While Dee Dee has mastered ascending the 4 stairs from the salon to the pilothouse, she is unable to descend and has 3 more stairs to master. As for the "on command" part? Well it only happens right now if there is food involved.

2.  The First Mate must assist the Captain at the helm whether piloting from the flybridge or the pilothouse. They must provide companionship without causing a disturbance and must lie down on command.

Dee Dee loves taking the First Mate position under the helm whenever she can and is usually lulled to sleep when we are underway. But there is still the issue of the flybridge stairs and that "on command" thing.

3.  The First Mate must accompany the Captain on the bi-hourly Around the Block tour. This requires being able to descend the stairs from the pilothouse to the salon, use the step-stool to look over the side to check the fuel vents, and ascending the very steep outside stairs, all unaided.

Dee Dee fails on all counts here today.

4.  The First Mate must be able to get on and off the pilothouse settee unaided and on command while underway.

Dee Dee has manged to ascend to the settee using the step below but must still be lifted back down. And then there's that "on command" thing again.

5.  The First Mate must be able to be left uncrated and unattended for a minimum of one hour without destruction of the boat and items contained on the boat that are not Dee Dee toys.

Dee Dee is still of the belief that if she can reach it, it is a Dee Dee toy despite our best efforts.

Big Blue Bone - Dee Dee toy

Daddy's shoe - Not a Dee Dee toy

Pink Flamingo - Dee Dee toy

Mommy's computer cable - Not a Dee Dee toy

Striped Buoy - Dee Dee toy

Water hose - Not a Dee Dee toy

6.  The First Mate must successfully meet other criteria including never standing with paws on the bow caprail especially when underway, completing a minimum of 5 dinghy passages without going overboard, being able to independently spy dolphins, and other tasks as may be defined in the future.

Dee Dee still leans out on the bow when given the chance causing us to fear that she might be the first of our Mates requiring a man-overboard operation. We have some time before we will be spying dolphins again so this requirement is being relaxed to include other forms of wildlife.

Dylan certainly has his work cut out for him bringing this crew member into line.  Will he succeed? I guess we'll find out.

Tuesday, August 6, 2013

Navigating the Erie Canal

We left Shady Harbor Marina on July 19th to begin our much delayed trip through the Erie Canal with our two crew mates. Dylan had thousands of miles under his harness although only minor experience in locks. Dee Dee was a newbie but ready to learn the ropes from the first mate.

She quickly learned one of the most important functions of being a member of the canine crew.

We've had to make a few minor modifications including protecting the shoes on the cockpit from puppy teeth. Note, we raise them a rung or so every week as Dee Dee continues to grow like a weed.
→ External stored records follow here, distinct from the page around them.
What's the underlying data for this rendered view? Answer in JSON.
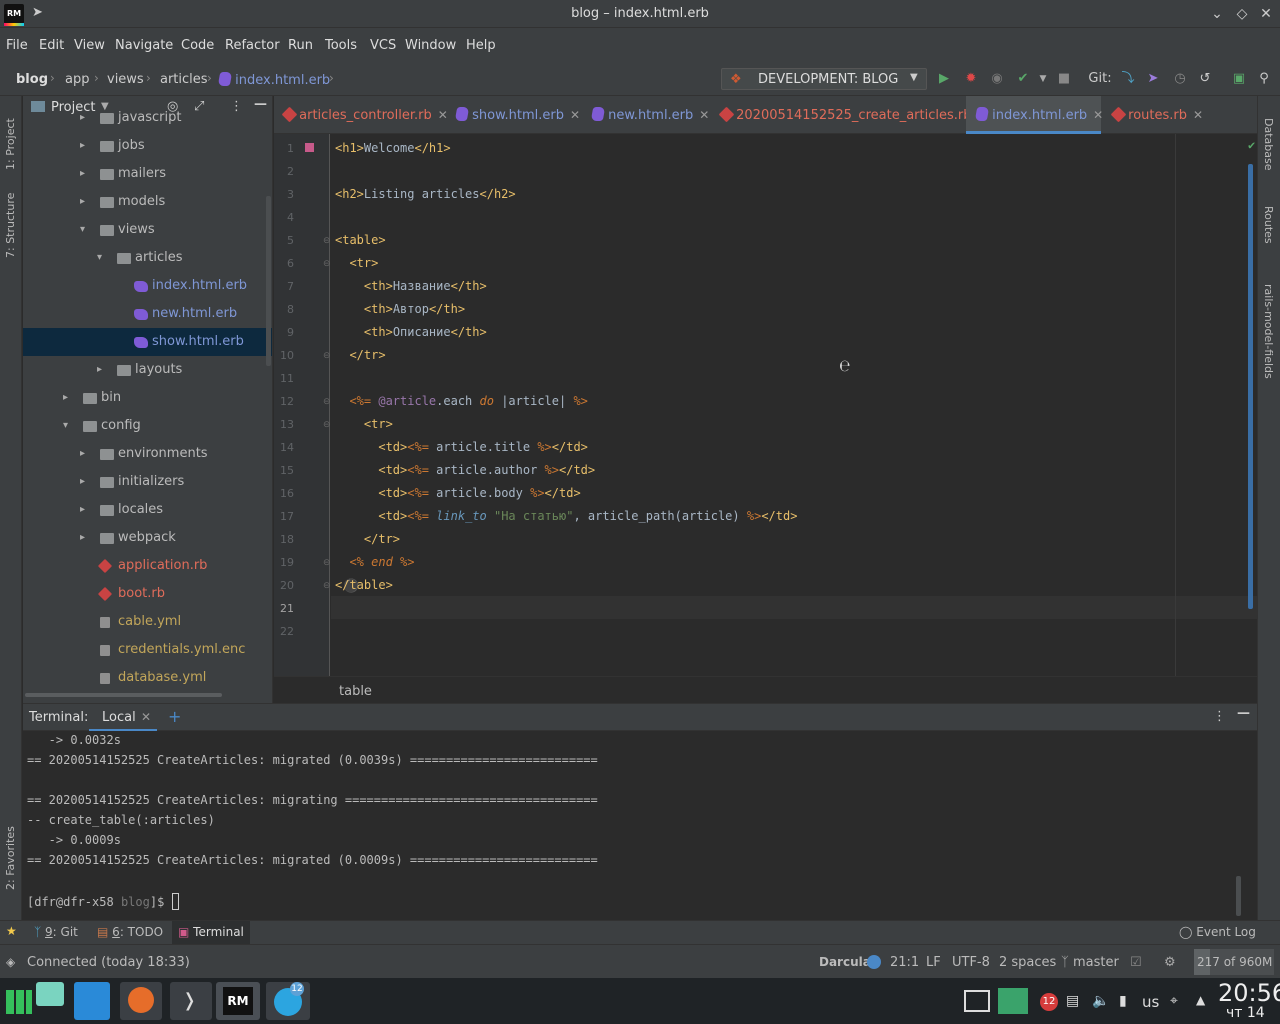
{
  "window": {
    "title": "blog – index.html.erb",
    "app_badge": "RM"
  },
  "menu": [
    "File",
    "Edit",
    "View",
    "Navigate",
    "Code",
    "Refactor",
    "Run",
    "Tools",
    "VCS",
    "Window",
    "Help"
  ],
  "nav": {
    "crumbs": [
      "blog",
      "app",
      "views",
      "articles",
      "index.html.erb"
    ],
    "run_config": "DEVELOPMENT: BLOG",
    "git_label": "Git:"
  },
  "left_stripe": {
    "project_tab": "1: Project",
    "structure_tab": "7: Structure",
    "favorites_tab": "2: Favorites"
  },
  "right_stripe": {
    "database_tab": "Database",
    "routes_tab": "Routes",
    "model_fields_tab": "rails-model-fields"
  },
  "project": {
    "title": "Project",
    "tree": [
      {
        "label": "javascript",
        "kind": "folder",
        "depth": 2,
        "expanded": false
      },
      {
        "label": "jobs",
        "kind": "folder",
        "depth": 2,
        "expanded": false
      },
      {
        "label": "mailers",
        "kind": "folder",
        "depth": 2,
        "expanded": false
      },
      {
        "label": "models",
        "kind": "folder",
        "depth": 2,
        "expanded": false
      },
      {
        "label": "views",
        "kind": "folder",
        "depth": 2,
        "expanded": true
      },
      {
        "label": "articles",
        "kind": "folder",
        "depth": 3,
        "expanded": true
      },
      {
        "label": "index.html.erb",
        "kind": "erb",
        "depth": 4
      },
      {
        "label": "new.html.erb",
        "kind": "erb",
        "depth": 4
      },
      {
        "label": "show.html.erb",
        "kind": "erb",
        "depth": 4,
        "selected": true
      },
      {
        "label": "layouts",
        "kind": "folder",
        "depth": 3,
        "expanded": false
      },
      {
        "label": "bin",
        "kind": "folder",
        "depth": 1,
        "expanded": false
      },
      {
        "label": "config",
        "kind": "folder",
        "depth": 1,
        "expanded": true
      },
      {
        "label": "environments",
        "kind": "folder",
        "depth": 2,
        "expanded": false
      },
      {
        "label": "initializers",
        "kind": "folder",
        "depth": 2,
        "expanded": false
      },
      {
        "label": "locales",
        "kind": "folder",
        "depth": 2,
        "expanded": false
      },
      {
        "label": "webpack",
        "kind": "folder",
        "depth": 2,
        "expanded": false
      },
      {
        "label": "application.rb",
        "kind": "rb",
        "depth": 2
      },
      {
        "label": "boot.rb",
        "kind": "rb",
        "depth": 2
      },
      {
        "label": "cable.yml",
        "kind": "yml",
        "depth": 2
      },
      {
        "label": "credentials.yml.enc",
        "kind": "enc",
        "depth": 2
      },
      {
        "label": "database.yml",
        "kind": "yml",
        "depth": 2
      }
    ]
  },
  "editor_tabs": [
    {
      "label": "articles_controller.rb",
      "kind": "rb"
    },
    {
      "label": "show.html.erb",
      "kind": "erb"
    },
    {
      "label": "new.html.erb",
      "kind": "erb"
    },
    {
      "label": "20200514152525_create_articles.rb",
      "kind": "rb"
    },
    {
      "label": "index.html.erb",
      "kind": "erb",
      "active": true
    },
    {
      "label": "routes.rb",
      "kind": "rb"
    }
  ],
  "editor": {
    "line_numbers": [
      "1",
      "2",
      "3",
      "4",
      "5",
      "6",
      "7",
      "8",
      "9",
      "10",
      "11",
      "12",
      "13",
      "14",
      "15",
      "16",
      "17",
      "18",
      "19",
      "20",
      "21",
      "22"
    ],
    "current_line": "21",
    "lines": [
      [
        [
          "tag",
          "<h1>"
        ],
        [
          "plain",
          "Welcome"
        ],
        [
          "tag",
          "</h1>"
        ]
      ],
      [],
      [
        [
          "tag",
          "<h2>"
        ],
        [
          "plain",
          "Listing articles"
        ],
        [
          "tag",
          "</h2>"
        ]
      ],
      [],
      [
        [
          "tag",
          "<table>"
        ]
      ],
      [
        [
          "plain",
          "  "
        ],
        [
          "tag",
          "<tr>"
        ]
      ],
      [
        [
          "plain",
          "    "
        ],
        [
          "tag",
          "<th>"
        ],
        [
          "plain",
          "Название"
        ],
        [
          "tag",
          "</th>"
        ]
      ],
      [
        [
          "plain",
          "    "
        ],
        [
          "tag",
          "<th>"
        ],
        [
          "plain",
          "Автор"
        ],
        [
          "tag",
          "</th>"
        ]
      ],
      [
        [
          "plain",
          "    "
        ],
        [
          "tag",
          "<th>"
        ],
        [
          "plain",
          "Описание"
        ],
        [
          "tag",
          "</th>"
        ]
      ],
      [
        [
          "plain",
          "  "
        ],
        [
          "tag",
          "</tr>"
        ]
      ],
      [],
      [
        [
          "plain",
          "  "
        ],
        [
          "erbd",
          "<%= "
        ],
        [
          "ivar",
          "@article"
        ],
        [
          "plain",
          ".each "
        ],
        [
          "kw",
          "do"
        ],
        [
          "plain",
          " |article| "
        ],
        [
          "erbd",
          "%>"
        ]
      ],
      [
        [
          "plain",
          "    "
        ],
        [
          "tag",
          "<tr>"
        ]
      ],
      [
        [
          "plain",
          "      "
        ],
        [
          "tag",
          "<td>"
        ],
        [
          "erbd",
          "<%= "
        ],
        [
          "plain",
          "article.title "
        ],
        [
          "erbd",
          "%>"
        ],
        [
          "tag",
          "</td>"
        ]
      ],
      [
        [
          "plain",
          "      "
        ],
        [
          "tag",
          "<td>"
        ],
        [
          "erbd",
          "<%= "
        ],
        [
          "plain",
          "article.author "
        ],
        [
          "erbd",
          "%>"
        ],
        [
          "tag",
          "</td>"
        ]
      ],
      [
        [
          "plain",
          "      "
        ],
        [
          "tag",
          "<td>"
        ],
        [
          "erbd",
          "<%= "
        ],
        [
          "plain",
          "article.body "
        ],
        [
          "erbd",
          "%>"
        ],
        [
          "tag",
          "</td>"
        ]
      ],
      [
        [
          "plain",
          "      "
        ],
        [
          "tag",
          "<td>"
        ],
        [
          "erbd",
          "<%= "
        ],
        [
          "fn",
          "link_to"
        ],
        [
          "plain",
          " "
        ],
        [
          "str",
          "\"На статью\""
        ],
        [
          "plain",
          ", article_path(article) "
        ],
        [
          "erbd",
          "%>"
        ],
        [
          "tag",
          "</td>"
        ]
      ],
      [
        [
          "plain",
          "    "
        ],
        [
          "tag",
          "</tr>"
        ]
      ],
      [
        [
          "plain",
          "  "
        ],
        [
          "erbd",
          "<% "
        ],
        [
          "kw",
          "end"
        ],
        [
          "erbd",
          " %>"
        ]
      ],
      [
        [
          "tag",
          "</table>"
        ]
      ],
      [],
      []
    ],
    "breadcrumb": "table"
  },
  "terminal": {
    "title": "Terminal:",
    "tab": "Local",
    "lines": [
      "   -> 0.0032s",
      "== 20200514152525 CreateArticles: migrated (0.0039s) ==========================",
      "",
      "== 20200514152525 CreateArticles: migrating ===================================",
      "-- create_table(:articles)",
      "   -> 0.0009s",
      "== 20200514152525 CreateArticles: migrated (0.0009s) =========================="
    ],
    "prompt_user": "[dfr@dfr-x58",
    "prompt_dir": "blog",
    "prompt_end": "]$"
  },
  "bottom_tabs": [
    {
      "num": "9",
      "label": ": Git"
    },
    {
      "num": "6",
      "label": ": TODO"
    },
    {
      "num": "",
      "label": "Terminal",
      "active": true
    }
  ],
  "event_log": "Event Log",
  "status": {
    "message": "Connected (today 18:33)",
    "theme": "Darcula",
    "position": "21:1",
    "line_sep": "LF",
    "encoding": "UTF-8",
    "indent": "2 spaces",
    "branch": "master",
    "memory": "217 of 960M"
  },
  "taskbar": {
    "notification_badge": "12",
    "telegram_badge": "12",
    "keyboard_layout": "us",
    "clock_time": "20:56",
    "clock_day": "чт 14"
  },
  "colors": {
    "accent": "#4a88c7",
    "selection": "#0d293e",
    "background": "#2b2b2b"
  }
}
The pilothouse trashcan has been moved to the helm table.

Dee Dee is still learning that a dog bed is for sleeping in and not tearing the bottom out of.

Dylan has taken her under his wing but reminds her that the first mate spot below the helm still belongs to him. Well, mostly.
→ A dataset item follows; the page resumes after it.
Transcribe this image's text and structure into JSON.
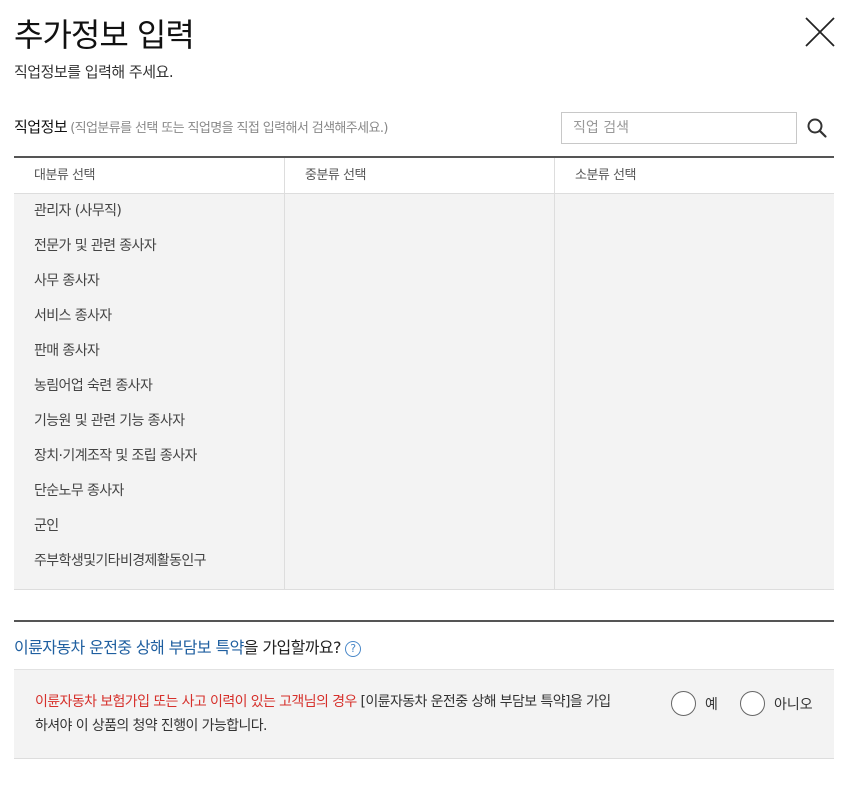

Thus far we have traveled through 31 locks and risen over 450 feet.

And as for those low bridges, this crew hardly bats an eye anymore.

Yes, the scenery is beautiful and the cruising is peaceful and easy. But what has been the best part is the many towns we have visited and the people we have met. In most every stop we make we are warmly greeted and told about what to see and events that are happening. We've had mayors grab our lines and while we haven't received the keys to any cities, we've been given peppermint oil and fresh veggies, and local maple syrup, and even Frisbees for the four-footed crew members.
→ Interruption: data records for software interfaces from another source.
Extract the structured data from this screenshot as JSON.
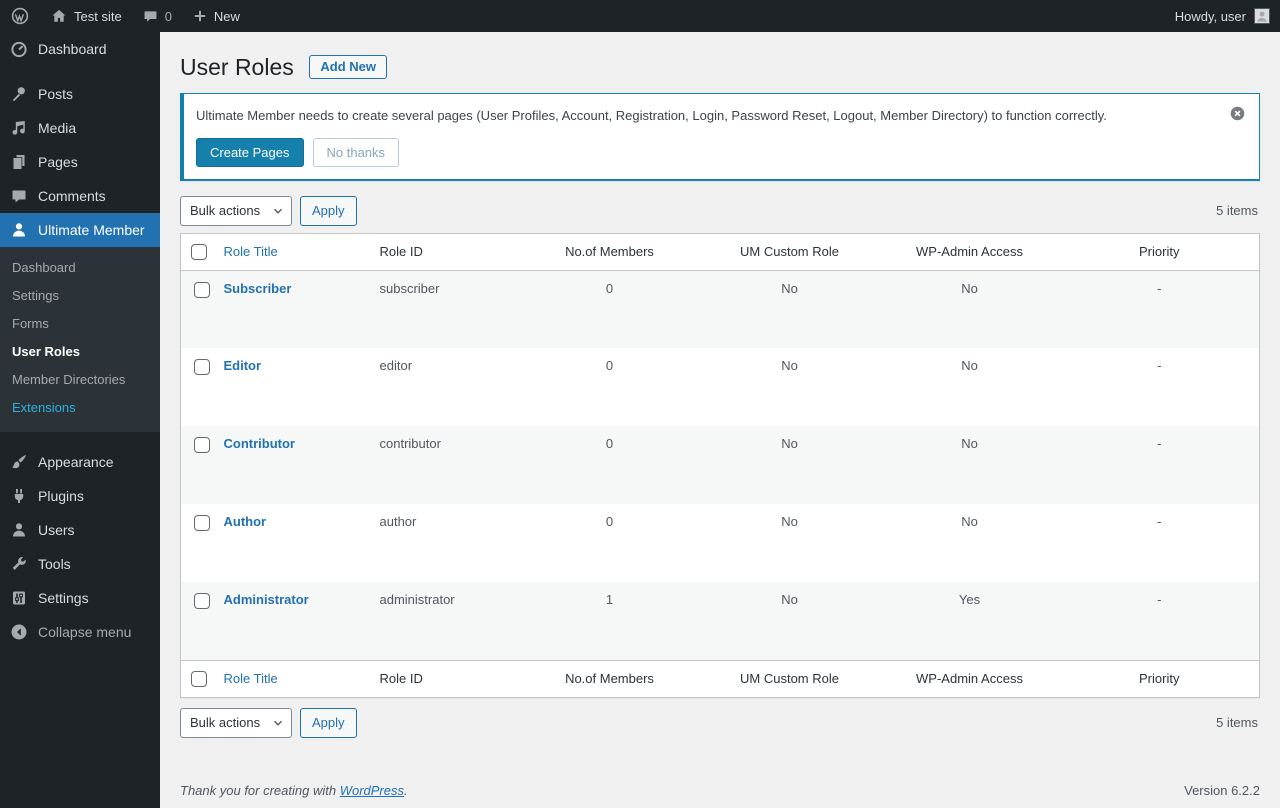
{
  "colors": {
    "accent_blue": "#2271b1",
    "um_teal": "#1580ab",
    "extensions_cyan": "#2db1dc",
    "sidebar_bg": "#1d2327",
    "submenu_bg": "#2c3338",
    "content_bg": "#f0f0f1",
    "alt_row_bg": "#f6f7f7",
    "table_border": "#c3c4c7"
  },
  "admin_bar": {
    "site_name": "Test site",
    "comments_count": "0",
    "new_label": "New",
    "howdy": "Howdy, user"
  },
  "sidebar": {
    "items": [
      {
        "label": "Dashboard"
      },
      {
        "label": "Posts"
      },
      {
        "label": "Media"
      },
      {
        "label": "Pages"
      },
      {
        "label": "Comments"
      },
      {
        "label": "Ultimate Member"
      },
      {
        "label": "Appearance"
      },
      {
        "label": "Plugins"
      },
      {
        "label": "Users"
      },
      {
        "label": "Tools"
      },
      {
        "label": "Settings"
      },
      {
        "label": "Collapse menu"
      }
    ],
    "um_submenu": [
      {
        "label": "Dashboard"
      },
      {
        "label": "Settings"
      },
      {
        "label": "Forms"
      },
      {
        "label": "User Roles"
      },
      {
        "label": "Member Directories"
      },
      {
        "label": "Extensions"
      }
    ]
  },
  "page": {
    "title": "User Roles",
    "add_new_label": "Add New"
  },
  "notice": {
    "message": "Ultimate Member needs to create several pages (User Profiles, Account, Registration, Login, Password Reset, Logout, Member Directory) to function correctly.",
    "create_pages_label": "Create Pages",
    "no_thanks_label": "No thanks"
  },
  "toolbar": {
    "bulk_actions_label": "Bulk actions",
    "apply_label": "Apply",
    "items_count": "5 items"
  },
  "table": {
    "columns": [
      "Role Title",
      "Role ID",
      "No.of Members",
      "UM Custom Role",
      "WP-Admin Access",
      "Priority"
    ],
    "rows": [
      {
        "title": "Subscriber",
        "role_id": "subscriber",
        "members": "0",
        "um_custom_role": "No",
        "wp_admin_access": "No",
        "priority": "-"
      },
      {
        "title": "Editor",
        "role_id": "editor",
        "members": "0",
        "um_custom_role": "No",
        "wp_admin_access": "No",
        "priority": "-"
      },
      {
        "title": "Contributor",
        "role_id": "contributor",
        "members": "0",
        "um_custom_role": "No",
        "wp_admin_access": "No",
        "priority": "-"
      },
      {
        "title": "Author",
        "role_id": "author",
        "members": "0",
        "um_custom_role": "No",
        "wp_admin_access": "No",
        "priority": "-"
      },
      {
        "title": "Administrator",
        "role_id": "administrator",
        "members": "1",
        "um_custom_role": "No",
        "wp_admin_access": "Yes",
        "priority": "-"
      }
    ]
  },
  "footer": {
    "thanks_prefix": "Thank you for creating with ",
    "wordpress_link": "WordPress",
    "thanks_suffix": ".",
    "version": "Version 6.2.2"
  }
}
Dee Dee attended her first concert on the green in Lyons.

Quickly followed by a second one we enjoyed from our cockpit in Newark.

She also received her final puppy shots from a vet we walked to from the Newark docks.

They're a hard working crew and we don't know how we'd get along without them. We do grueling days of 1, 2, sometimes 3 hours of cruising. It's a quick rest when they get in and then they have to perform on the bow for the local admirers.

It's a hard life...